“I felt this thing right away,” Love says. “When I wrote a song, for some reason I wanted to record it onto a cassette with my boom box. That was a really important part of the process. I wanted to write a song, memorize it, record it and then I wanted to play it in front of people.”
At the time, Love was still only 15- or 16-years old. He’d quit his lessons but he was as involved in music as ever. He would look in the back pages of the local newspapers for the rare open mic, talent show or other opportunity to play. But, thankfully for Love, there was a place where he could go to grow and learn without worry. For Love, that meant busking on the street corner. In Philadelphia, there is one street in particular that sees a lot of foot traffic: South Street. There is a vibrant performance culture there, including magicians and puppeteers, drummers, someone playing Mozart on half-full drinking glasses. Love fit right in.
“I was like, ‘Holy shit, I just made $20 at 16-years-old!’” Love says. “In 1987, that was a lot of money.”
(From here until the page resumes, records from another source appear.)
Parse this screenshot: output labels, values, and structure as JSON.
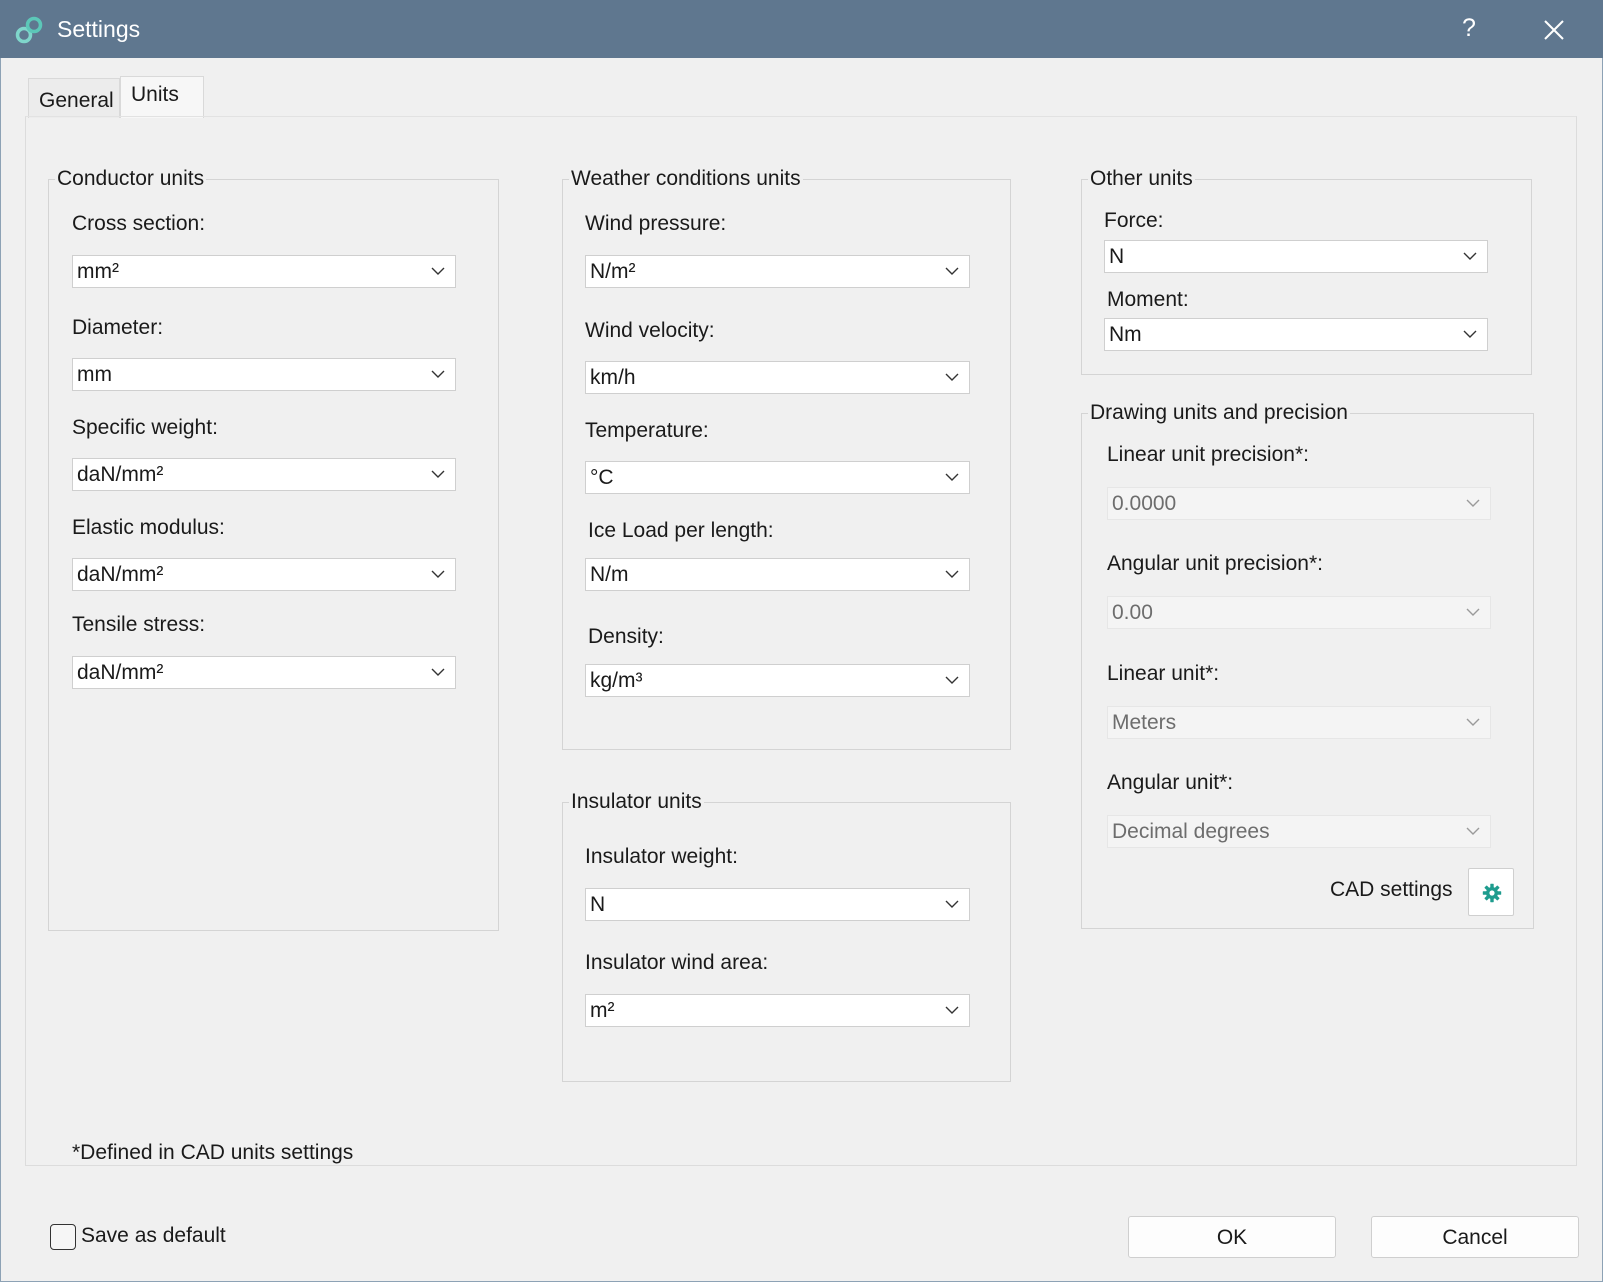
{
  "window": {
    "title": "Settings",
    "help_label": "?"
  },
  "tabs": [
    {
      "label": "General",
      "active": false
    },
    {
      "label": "Units",
      "active": true
    }
  ],
  "conductor_units": {
    "legend": "Conductor units",
    "fields": [
      {
        "label": "Cross section:",
        "value": "mm²"
      },
      {
        "label": "Diameter:",
        "value": "mm"
      },
      {
        "label": "Specific weight:",
        "value": "daN/mm²"
      },
      {
        "label": "Elastic modulus:",
        "value": "daN/mm²"
      },
      {
        "label": "Tensile stress:",
        "value": "daN/mm²"
      }
    ]
  },
  "weather_units": {
    "legend": "Weather conditions units",
    "fields": [
      {
        "label": "Wind pressure:",
        "value": "N/m²"
      },
      {
        "label": "Wind velocity:",
        "value": "km/h"
      },
      {
        "label": "Temperature:",
        "value": "°C"
      },
      {
        "label": "Ice Load per length:",
        "value": "N/m"
      },
      {
        "label": "Density:",
        "value": "kg/m³"
      }
    ]
  },
  "insulator_units": {
    "legend": "Insulator units",
    "fields": [
      {
        "label": "Insulator weight:",
        "value": "N"
      },
      {
        "label": "Insulator wind area:",
        "value": "m²"
      }
    ]
  },
  "other_units": {
    "legend": "Other units",
    "fields": [
      {
        "label": "Force:",
        "value": "N"
      },
      {
        "label": "Moment:",
        "value": "Nm"
      }
    ]
  },
  "drawing_units": {
    "legend": "Drawing units and precision",
    "fields": [
      {
        "label": "Linear unit precision*:",
        "value": "0.0000",
        "disabled": true
      },
      {
        "label": "Angular unit precision*:",
        "value": "0.00",
        "disabled": true
      },
      {
        "label": "Linear unit*:",
        "value": "Meters",
        "disabled": true
      },
      {
        "label": "Angular unit*:",
        "value": "Decimal degrees",
        "disabled": true
      }
    ],
    "cad_settings_label": "CAD settings"
  },
  "footnote": "*Defined in CAD units settings",
  "footer": {
    "save_default_label": "Save as default",
    "save_default_checked": false,
    "ok_label": "OK",
    "cancel_label": "Cancel"
  },
  "colors": {
    "titlebar": "#5f778f",
    "gear_accent": "#1e9c8e"
  }
}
Love’s appreciation for busking took him to Boston. Bean Town had a rule where, for $25, buskers could purchase a permit and play whenever they wanted. Busking in Boston, says Love, wasn’t looked down upon as it was in other cities, including parts of Philly. So, Love followed his passion for music and moved north to hone his craft. He began to bridge the folk music he’d learned in his music lessons with his love of hip-hop and beats that he’d learned about on the streets of Philadelphia in break-dancing circles and basketball games. Love began to find his voice, blending frenetic lyricism with blues music, rapping over his acoustic playing. It was then, he was called back to the City of Brotherly Love to partake in the biggest break of his young career.
Love had sent a demo to the Philadelphia Music Conference. He’d seen a flyer for it in some coffee shop and he thought why not try out? To his surprise, though, the conference called him back – eagerly and enthusiastically. At the time, if you were an independent musician, there were few chances to get your music heard by the industry. The Philadelphia Music Conference was one of those rare chances. Love got to attend the event with his band, perform (opening for The Roots, as luck would have it) and take advantage of free studio time that would later lead to his 1994 debut record, G. Love and Special Sauce.
“It was like winning the lottery,” Love says. “I was jumping up and down in my apartment. After that, we got signed. Nine months after the band had our first rehearsal, we signed to a major label with a seven record deal and got a $250,000 check.”
Love became a favorite amongst college students and listeners of rock, rap, folk and reggae music. The artist later joined forces with the songwriter, Jack Johnson, who Loved helped first to discover. The two collaborated on the song, “Rodeo Clowns,” which became a hit for both artists and helped Love, who was dropped by Sony post-September 11th and who later signed to Johnson’s Brushfire Fairytales label. It was one of many serendipitous moments for a career musician who has been connected to so much in the industry over decades. Love’s latest, The Juice, which was produced by the famed artist, Keb’ Mo, was released in January of this year.
“My job is to make people happy and inspire them,” Love says. “To connect and communicate with them. That’s what I think the purpose of all my songs are and the purpose of my live performances. While it’s a crazy time to be out here doing this now, we’re still finding ways to do it right.”